Global Opportunities

Social Work is a Global Profession

The need for social work is universal. More countries are turning to the profession to address not only ordinary human struggles but also the consequences of social inequality, human dislocation, and other structural conditions. How social work is practiced in communities around the world is shaped by local cultures, customs, and policies. NYU Silver offers an array of global learning and research opportunities through which students are immersed in different cultures; examine the distinct values, ethics, ideologies, and approaches to social work practice; and develop cross-cultural competencies and perspective. 

Close-up of a hand holding  a baseball-sized globe, with mountains rising behind it.

A Unique Social Work Degree for Global Practice

Our MSW Program at Shanghai and New York is the only MSW program of an American university in China. It educates students for global social work in a deep way, reflecting on cultural, social, political, and economic similarities and differences across these two countries.
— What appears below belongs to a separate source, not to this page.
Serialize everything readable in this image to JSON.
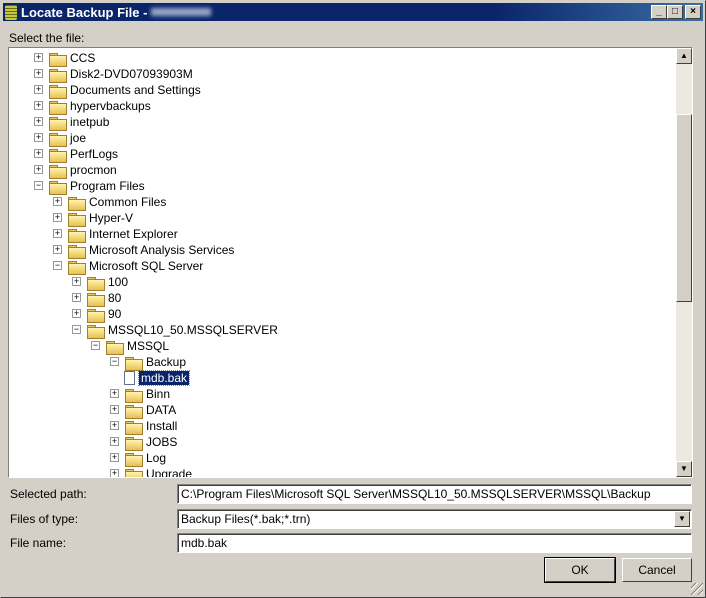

Through our generalist practice curriculum in Shanghai and specialized practice curriculum in New York City, students study and conduct fieldwork in two complex and dynamic urban environments, and receive individualized attention with small class sizes, full support for cross-cultural learning, and access to the vast resources and services at both campuses.

Intensive Study Away Courses

Note: The University is continuing to monitor the impact of COVID-19 on future travel

MSW

Washington, D.C. | Advanced Social Policy: Social Work and Legislative Advocacy

The profession of social work seeks to promote social justice through the equitable provision of benefits and services to assist all individuals, families, and communities. Advocacy for federal social welfare policies, or “policy practice,” has been and remains an important professional activity. This course provides students the opportunity to enhance their policy analysis and advocacy skills around key social welfare policy issues relevant to individuals and communities served by social workers and to engage in legislative action on Capitol Hill.

Five students flank the door to U.S. Rep John Lewis's office in the Cannon House Office Building in Washington, DC
BS and MSW

Del Carmen, Philippines | Women’s Health and Community Well-Being: A Collaborative Ethnography

In this course, students play an active part in an ongoing research study that includes implementing interactive workshops and leading focus and discussion groups on women’s health and resilience, reproductive health, domestic violence, and community economic development. Prior to traveling to the Philippines, students are trained to work with local residents, conduct qualitative interviews, collect data, lead discussion groups using a curriculum, and to fully engage with the community. 

Two students sit on the floor and seven stand behind them between two sets of windows with the shades drawn
BS and MSW

Glasgow, United Kingdom | Comparative Mental Health Policy & Practice in the United Kingdom and the United States

This course focuses on how mental health relates to issues of social and economic justice. It compares and contrasts the approach to social welfare in these two countries with a particular focus on the differing health care systems and differences and similarities with regard to government role, funding, and role of social workers. It also presents understandings of mental health within the global context, the social determinants of mental health, and mental health reform in the U.K and the U.S. 

Five people kneel and 13 people stand behind them in the Scottish Parliament Building

Both study abroad trips I took ‒ Scotland for international policy and Israel for treatment of children of substance-dependent parents ‒ were critical to my personal and professional development.

Christopher Longo, MSW '19

A Student’s View on Studying Abroad: “Do it if you can!”

Natalie Asalgado, MSW ’20, and 17 classmates traveled to Buenos Aires, Argentina, for our ten-day course on Core Concepts in Child and Adolescent Trauma taught by Clinical Professor Diane Mirabito. Through class sessions at NYU Buenos Aires and site visits to youth-serving agencies across the city, Natalie and her peers enhanced their understanding of traumatic stress responses in children and families and how trauma influences children's lives.  According to Natalie, "Study away opportunities provide unique, immersive experiences that enhance our classroom learning I loved learning new subject material in a new environment... When I was in Buenos Aires, I could be fully present to process the course material and get to know my professor and my classmates on a more personal level."

Natalie Asalgado smiles at the camera as she sits at a computer screen